In the early 2000s, Cape Town began creating an “urban edge” around the periphery of the city in an attempt to combat its proliferating sprawl. The edge essentially demarcates at what physical point the city will stop providing the services and infrastructure necessary for continued outward urban growth. It’s been a useful backstop to some degree, but as urban planning tools often are, the edge has been made porous by politicians catering to the short-term interests of voters and developers.
Earlier this month, Future Cape Town, which describes itself as a “think-tank for the future of cities,” tackled this problem at a summit on urban sprawl. The discussion paper from that summit, published today, is eye-opening. Far from a compact, cozy metropolis nestled between a mountain and a coast — a San Francisco for sub-Saharan Africa — Cape Town is actually the second-least dense city of 15 major African cities, according to the African Green Cities index, with 1,500 people per square kilometer, compared to the average of 4,600. Its population ballooned by nearly a million people in the past decade, and its developed area increased by 40 percent between 1985 and 2005.
What makes Cape Town a unique example of factors that encourage urban sprawl is the Apartheid policies that created these patterns in the first place. For instance, the Natives Act of 1923, which declared the country’s urban areas officially “white,” and the 1950 Group Areas Act, which prevented blacks from owning land in “white” areas. “Apartheid legislation was intent on regulating the movement and settlement of non-white people in urban areas and resulted in people being pushed to the outskirts of urban areas,” according to the discussion paper. “The impact could be considered a form of accelerated, planned urban sprawl.” Today, Cape Town is having trouble undoing the land-use consequences of those long-ago decisions.
This is partly because, as a rising city in the continent’s economic powerhouse, Cape Town is caught between two competing interests: Undoing its Apartheid legacy, and courting developers who want to build there – or somewhere near there. The most glaring example of developers winning this battle is Wescape, a 7,660-acre planned community for 800,000 residents proposed to be built 15 miles from Cape Town proper. This is beyond the urban edge, despite the fact that a study conducted by the city itself revealed there is enough land within the perimeter of the edge to accommodate growth until 2021. “Developments [like Wescape] are often pursued as a matter of political expediency rather than as a result of sensible planning,” says Rashiq Fataar, director of Future Cape Town.
This type of planned urban sprawl is reminiscent of how land use policies were used to segregate races during Apartheid, and indeed, could inadvertently create echoes of that type of segregation once again.

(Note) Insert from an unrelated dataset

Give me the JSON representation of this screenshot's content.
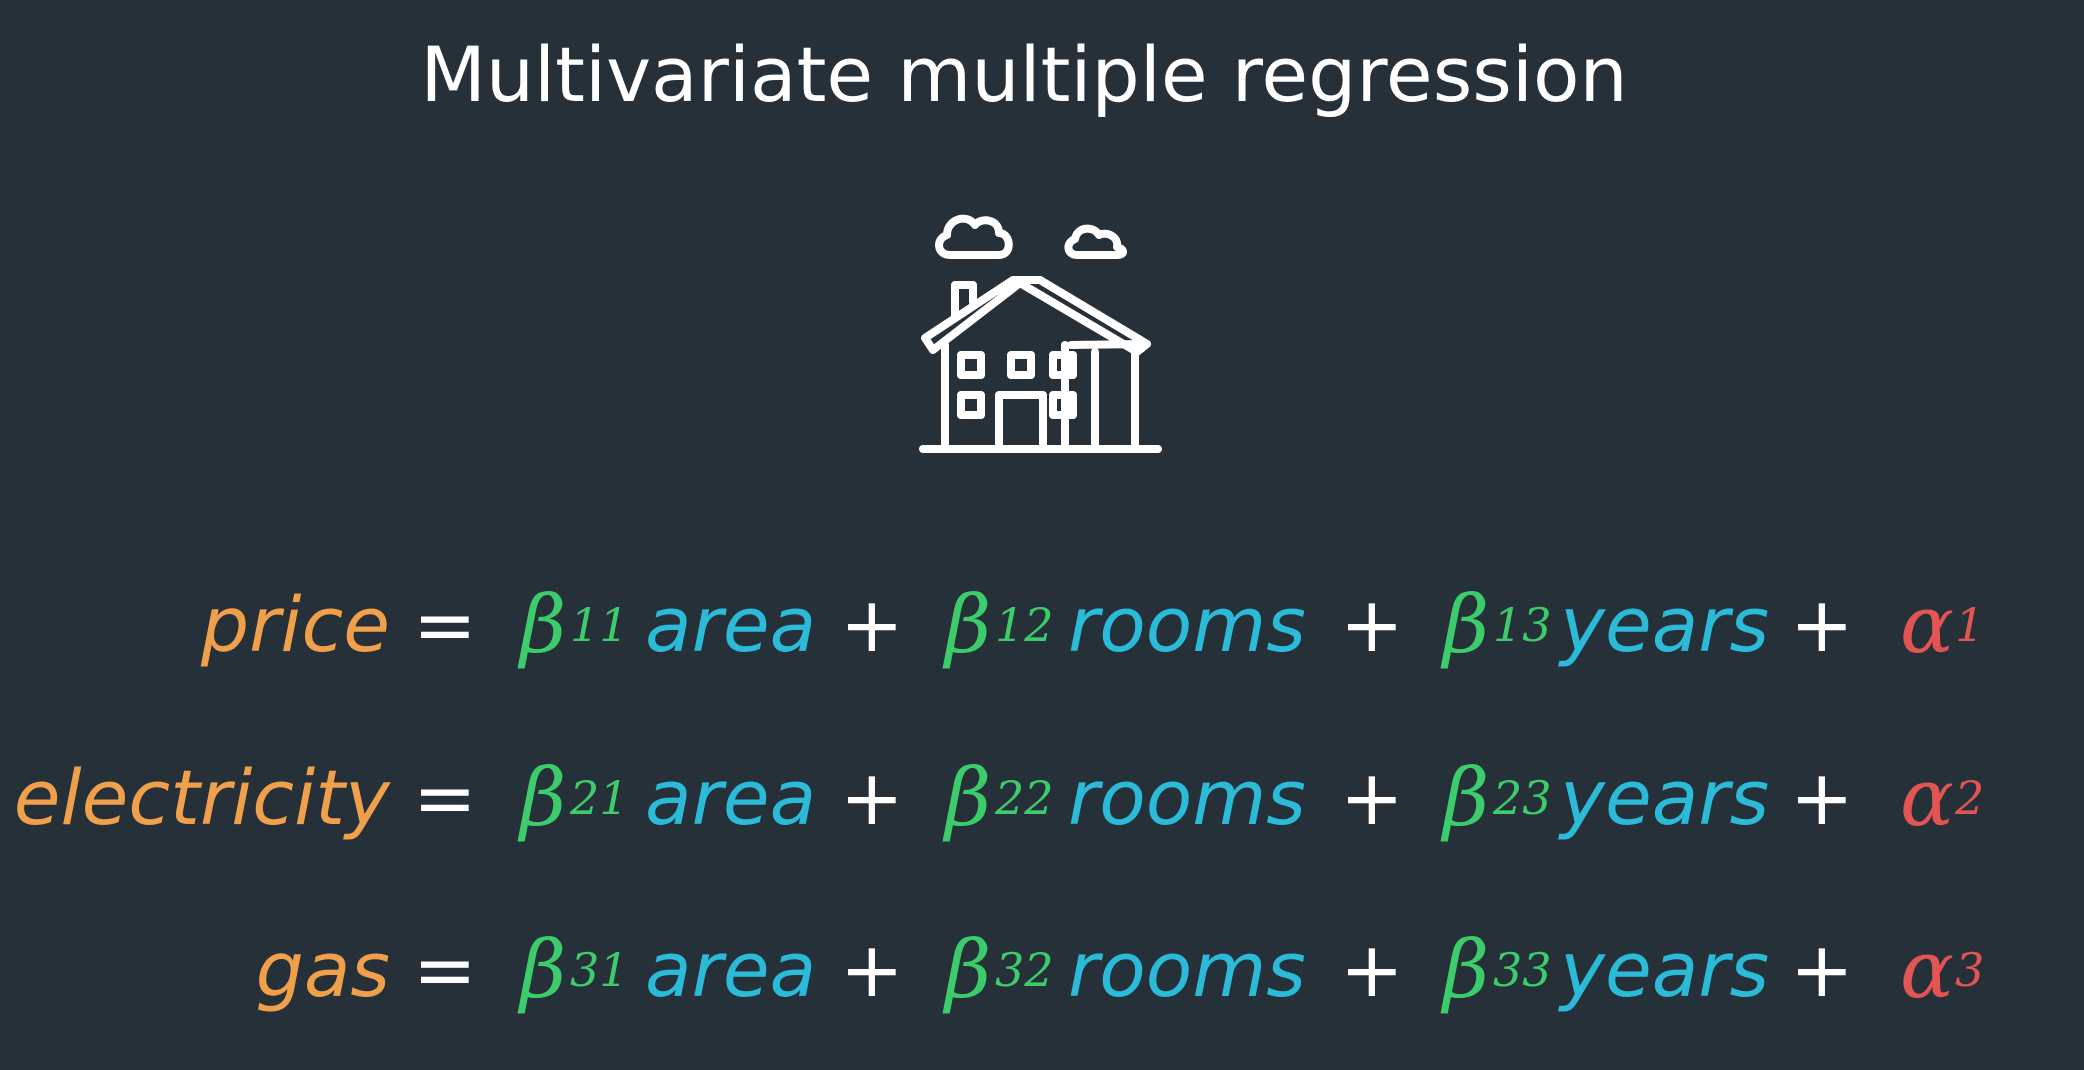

Vanessa Watson, a professor of architecture at the University of Cape Town, has pointed out that Wescape’s plan to subsidize 25 percent of its housing helps cement the idea that the city center is for the well-off. By sending the poor to suburban enclaves, you isolate them “from informal work opportunities, higher order public services and people’s social networks – all critically part of the survival strategies of the poor. If these poor households had a choice it is extremely unlikely that they would choose to move to Wescape. If Wescape is approved – choice is removed – this is where much of the subsidy housing will go over the next couple of decades.” If that turns out to be the case, it’s not hard to guess who will occupy that far-flung subsidy housing — South Africa is a country where the poor population is still disproportionately black.
Though the Future Cape Town summit didn’t tackle racial issues head-on for the most part, it did identify several potential solutions to the problem of the porous urban edge, like providing developers with incentives to build within that edge, freeing up unused city land and improving zoning codes to encourage density. It also endorsed the creation of a Super-Urban Development Agency that would “oversee and coordinate development in the city, across departments, political parties and tiers of government.” But more broadly, the summit stressed the need for Cape Town to have a clearer sense that density and infill development are good for the city, both socially and economically, for all stakeholders involved.
“The shift in the urban edge, whether or not Wescape is eventually approved… sets a precedent for other similar applications, and the opportunity cost of this also needs to be considered,” Fataar says. “It says to developers that planning is not taken seriously, and the development edge is permeable, along with the rest of our policies. This lack of clarity, in a city already lacking a clear vision for development… will affect the economy negatively.”